Unfortunately, happiness continues to elude the Albanian people. According to the 2017 World Happiness Report, which is published by the United Nations Sustainable Development Solutions Network, Albania ranks 109th of the 155 countries analyzed. We are thus less happy than citizens of Iran, Somalia and Sierra Leone. This country is continuing to lose its best and brightest minds—in a tide of migration to nearby European Union states. It’s both telling and tragic that, at the height of Europe’s refugee crisis, asylum claims from Albanian citizens soared from 16,950 in 2014 to 67,735 applicants by 2015. Eurostat data for the 4th quarter of 2016 shows just how unsuccessful the journey was for these people. Only 300 people, or four percent were considered valid asylum seekers. The remaining 3,100 people, or 96 percent, were not—and made a dangerous journey, to only face deportation. Albania and Kosovo thus received the highest rate of first instance rejections by the EU28 in this time-frame. None of these men or women sought to burden the European Union during its time of crisis. They are not parasites, but human-beings—whose families rely upon remittance income to survive. Albanians were not fleeing war, but their desperation was sufficiently acute to warrant a long journey abroad in search of a better life.

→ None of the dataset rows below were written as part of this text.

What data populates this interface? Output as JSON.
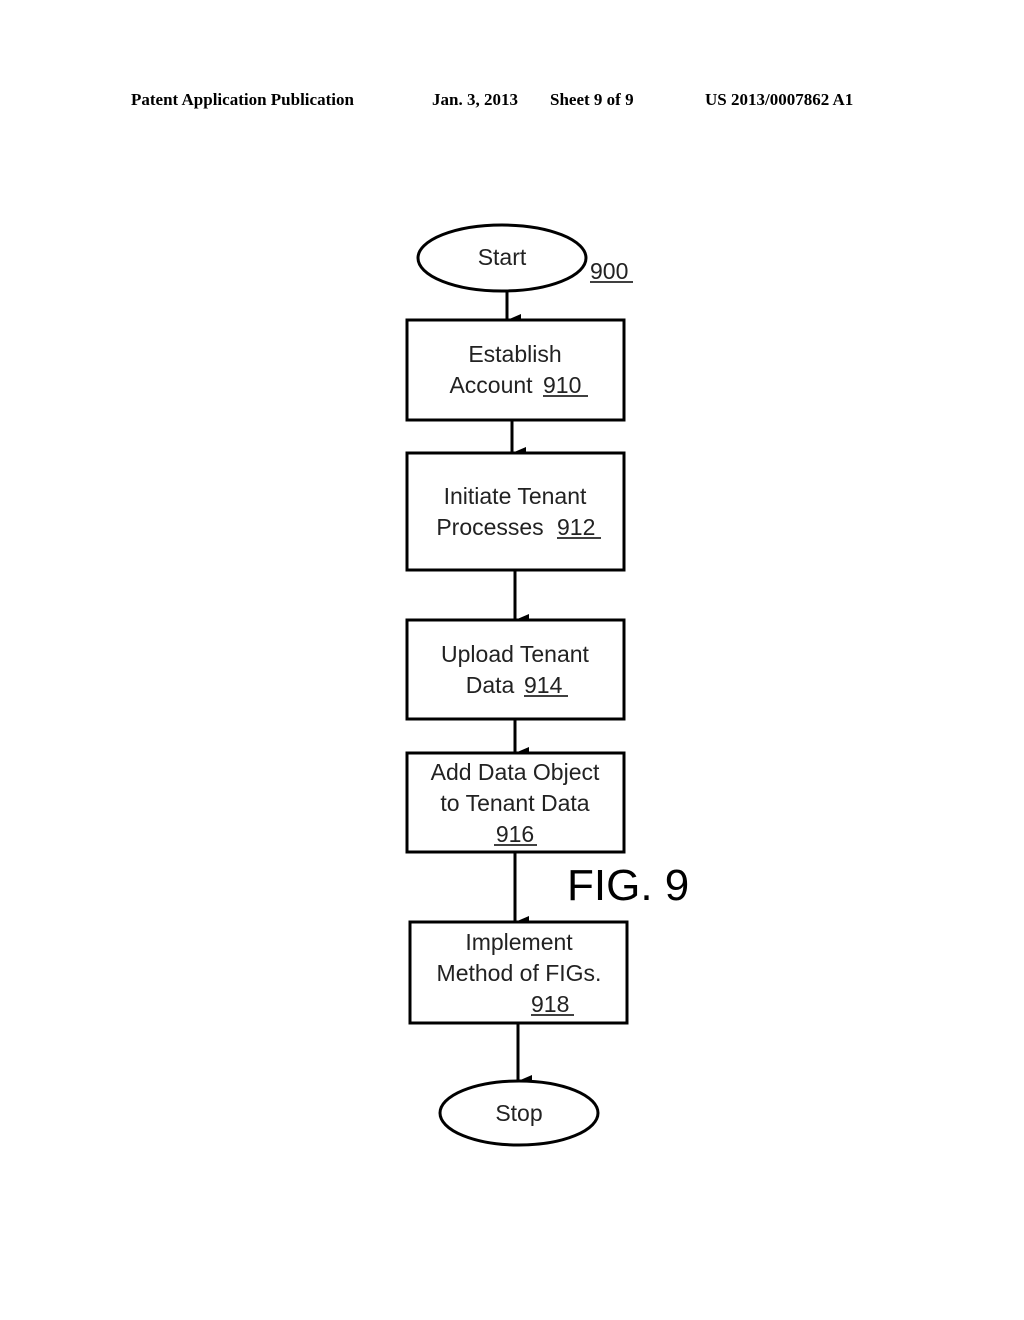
{
  "header": {
    "publication": "Patent Application Publication",
    "date": "Jan. 3, 2013",
    "sheet": "Sheet 9 of 9",
    "number": "US 2013/0007862 A1"
  },
  "figure": {
    "label": "FIG. 9",
    "ref": "900",
    "start": "Start",
    "stop": "Stop",
    "steps": [
      {
        "lines": [
          "Establish",
          "Account"
        ],
        "ref": "910"
      },
      {
        "lines": [
          "Initiate Tenant",
          "Processes"
        ],
        "ref": "912"
      },
      {
        "lines": [
          "Upload Tenant",
          "Data"
        ],
        "ref": "914"
      },
      {
        "lines": [
          "Add Data Object",
          "to Tenant Data"
        ],
        "ref": "916"
      },
      {
        "lines": [
          "Implement",
          "Method of FIGs."
        ],
        "ref": "918"
      }
    ]
  }
}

For the past two decades, the Balkans’ political landscape has been dominated by indefatigable strongmen like Edi Rama. In reality, a truly strong man is usually a man who has the character and intelligence to swallow his pride and back down. No leader in the history of democratic power has ever learned anything by always being entirely “right”. If we want this country to move forwards, we must compromise. Compromise is not a sign of weakness.

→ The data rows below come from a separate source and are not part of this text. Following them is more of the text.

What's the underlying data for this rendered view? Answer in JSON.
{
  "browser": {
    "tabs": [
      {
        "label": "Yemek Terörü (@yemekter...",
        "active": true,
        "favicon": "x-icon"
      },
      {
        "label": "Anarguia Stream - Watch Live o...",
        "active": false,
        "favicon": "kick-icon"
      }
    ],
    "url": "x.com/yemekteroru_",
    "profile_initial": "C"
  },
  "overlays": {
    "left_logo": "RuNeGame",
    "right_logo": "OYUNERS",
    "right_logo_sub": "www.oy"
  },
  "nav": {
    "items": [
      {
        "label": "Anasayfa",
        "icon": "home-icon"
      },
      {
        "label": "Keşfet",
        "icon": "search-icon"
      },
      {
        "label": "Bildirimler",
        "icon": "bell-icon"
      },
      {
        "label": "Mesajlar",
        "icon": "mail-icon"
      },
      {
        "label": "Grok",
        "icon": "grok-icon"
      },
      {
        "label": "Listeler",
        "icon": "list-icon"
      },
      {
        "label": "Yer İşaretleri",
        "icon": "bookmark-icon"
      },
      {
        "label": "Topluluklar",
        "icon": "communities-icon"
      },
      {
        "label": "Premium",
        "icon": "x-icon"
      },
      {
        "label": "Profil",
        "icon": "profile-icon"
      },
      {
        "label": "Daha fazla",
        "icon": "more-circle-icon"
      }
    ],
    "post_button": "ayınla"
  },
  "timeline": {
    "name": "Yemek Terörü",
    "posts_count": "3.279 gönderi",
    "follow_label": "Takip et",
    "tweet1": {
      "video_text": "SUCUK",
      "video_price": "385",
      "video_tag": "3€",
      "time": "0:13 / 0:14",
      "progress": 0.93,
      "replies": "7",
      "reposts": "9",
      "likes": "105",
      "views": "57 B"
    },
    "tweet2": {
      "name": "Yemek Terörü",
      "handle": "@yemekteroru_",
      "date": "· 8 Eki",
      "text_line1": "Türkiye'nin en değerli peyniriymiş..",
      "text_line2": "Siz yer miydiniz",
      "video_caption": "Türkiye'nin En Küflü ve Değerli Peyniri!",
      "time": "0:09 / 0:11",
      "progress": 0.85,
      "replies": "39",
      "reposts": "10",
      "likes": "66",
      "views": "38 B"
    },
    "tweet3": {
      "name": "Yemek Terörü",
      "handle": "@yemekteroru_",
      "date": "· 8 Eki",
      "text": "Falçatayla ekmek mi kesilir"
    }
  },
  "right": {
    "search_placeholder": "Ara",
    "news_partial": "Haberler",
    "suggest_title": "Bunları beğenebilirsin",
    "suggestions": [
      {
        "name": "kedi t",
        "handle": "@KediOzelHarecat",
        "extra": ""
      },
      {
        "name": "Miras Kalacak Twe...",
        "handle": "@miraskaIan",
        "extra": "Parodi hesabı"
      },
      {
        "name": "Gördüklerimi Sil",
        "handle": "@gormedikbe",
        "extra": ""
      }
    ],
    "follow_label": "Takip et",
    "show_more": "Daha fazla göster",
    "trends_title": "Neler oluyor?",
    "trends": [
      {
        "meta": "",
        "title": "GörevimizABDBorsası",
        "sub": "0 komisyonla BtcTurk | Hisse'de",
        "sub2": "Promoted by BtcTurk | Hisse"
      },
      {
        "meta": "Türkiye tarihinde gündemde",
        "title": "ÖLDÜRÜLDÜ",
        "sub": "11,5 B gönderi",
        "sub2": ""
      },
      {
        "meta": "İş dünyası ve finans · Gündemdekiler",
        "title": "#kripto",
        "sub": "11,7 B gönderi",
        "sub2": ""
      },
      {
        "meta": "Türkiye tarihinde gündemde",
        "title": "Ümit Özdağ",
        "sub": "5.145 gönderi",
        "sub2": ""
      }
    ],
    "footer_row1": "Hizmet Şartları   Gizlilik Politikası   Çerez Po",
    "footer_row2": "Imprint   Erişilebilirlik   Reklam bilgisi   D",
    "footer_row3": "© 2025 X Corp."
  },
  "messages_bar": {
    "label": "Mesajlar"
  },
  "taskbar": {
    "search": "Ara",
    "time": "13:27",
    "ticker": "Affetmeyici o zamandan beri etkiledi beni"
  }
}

The Democratic Party of Albania seriously questions the tenability of Edi Rama’s coalition. Furthermore, we seriously question his ability to lead fair elections—when almost 12 years as Mayor of Tirana, and a further four as Prime Minister—have left us with a government which has failed. Specifically, Albania has become the largest producer of outdoor grown cannabis in Europe. The police department have disclosed to Deutsche Welle that of 9,000 police officers employed in Albania, only 40 [were] “identified as helpers in drug cultivation and trafficking in 2016. [while] Eight police officers were arrested”. When traffickers report widespread bribery of officials, this is not a dazzling statistic.
We are first, foremost, always and inextricably servants to Albania’s electorate. During four years in opposition we have learned to eschew the mistakes which Balkan politicians make during their swift ascents to power.

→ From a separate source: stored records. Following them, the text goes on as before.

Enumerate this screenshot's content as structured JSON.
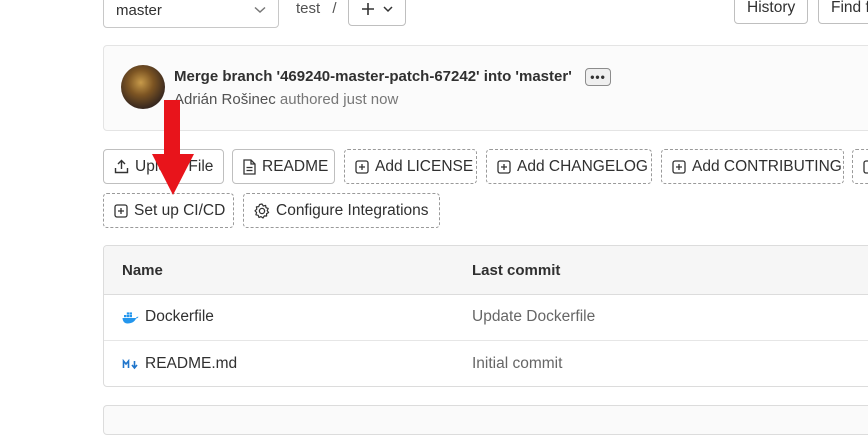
{
  "header": {
    "branch": "master",
    "breadcrumb_path": "test",
    "breadcrumb_sep": "/",
    "history_label": "History",
    "find_label": "Find f"
  },
  "commit": {
    "title": "Merge branch '469240-master-patch-67242' into 'master'",
    "author": "Adrián Rošinec",
    "authored_text": "authored just now"
  },
  "actions": {
    "upload_file": "Upload File",
    "readme": "README",
    "add_license": "Add LICENSE",
    "add_changelog": "Add CHANGELOG",
    "add_contributing": "Add CONTRIBUTING",
    "setup_cicd": "Set up CI/CD",
    "configure_integrations": "Configure Integrations"
  },
  "files_table": {
    "columns": [
      "Name",
      "Last commit"
    ],
    "rows": [
      {
        "name": "Dockerfile",
        "last_commit": "Update Dockerfile",
        "icon": "docker-icon"
      },
      {
        "name": "README.md",
        "last_commit": "Initial commit",
        "icon": "markdown-icon"
      }
    ]
  },
  "annotation": {
    "arrow_color": "#e8141b",
    "arrow_target": "setup-cicd-button"
  },
  "colors": {
    "docker_blue": "#2496ed",
    "markdown_blue": "#1f75cb",
    "text": "#303030",
    "muted": "#666666"
  }
}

We have also learned that while Albania is one of Europe’s poorest countries, we have significant resources at our disposal. Our greatest resource is our human capability. The chaos of decades past led our citizens to seek a better future abroad. Albanian men and women were not afraid to work. They were not afraid to learn. They assimilated themselves in communities across every continent. They absorbed the true meaning of democracy in countries like Germany, Great Britain and the United States of America. Albania certainly stayed in their hearts. With sustained democratic protest, we hope that we can make them proud of the country they come from—and with meaningful democratic change we hope we can persuade them to return.
Cover photo credit: tomislav medak/flickr/some rights reserved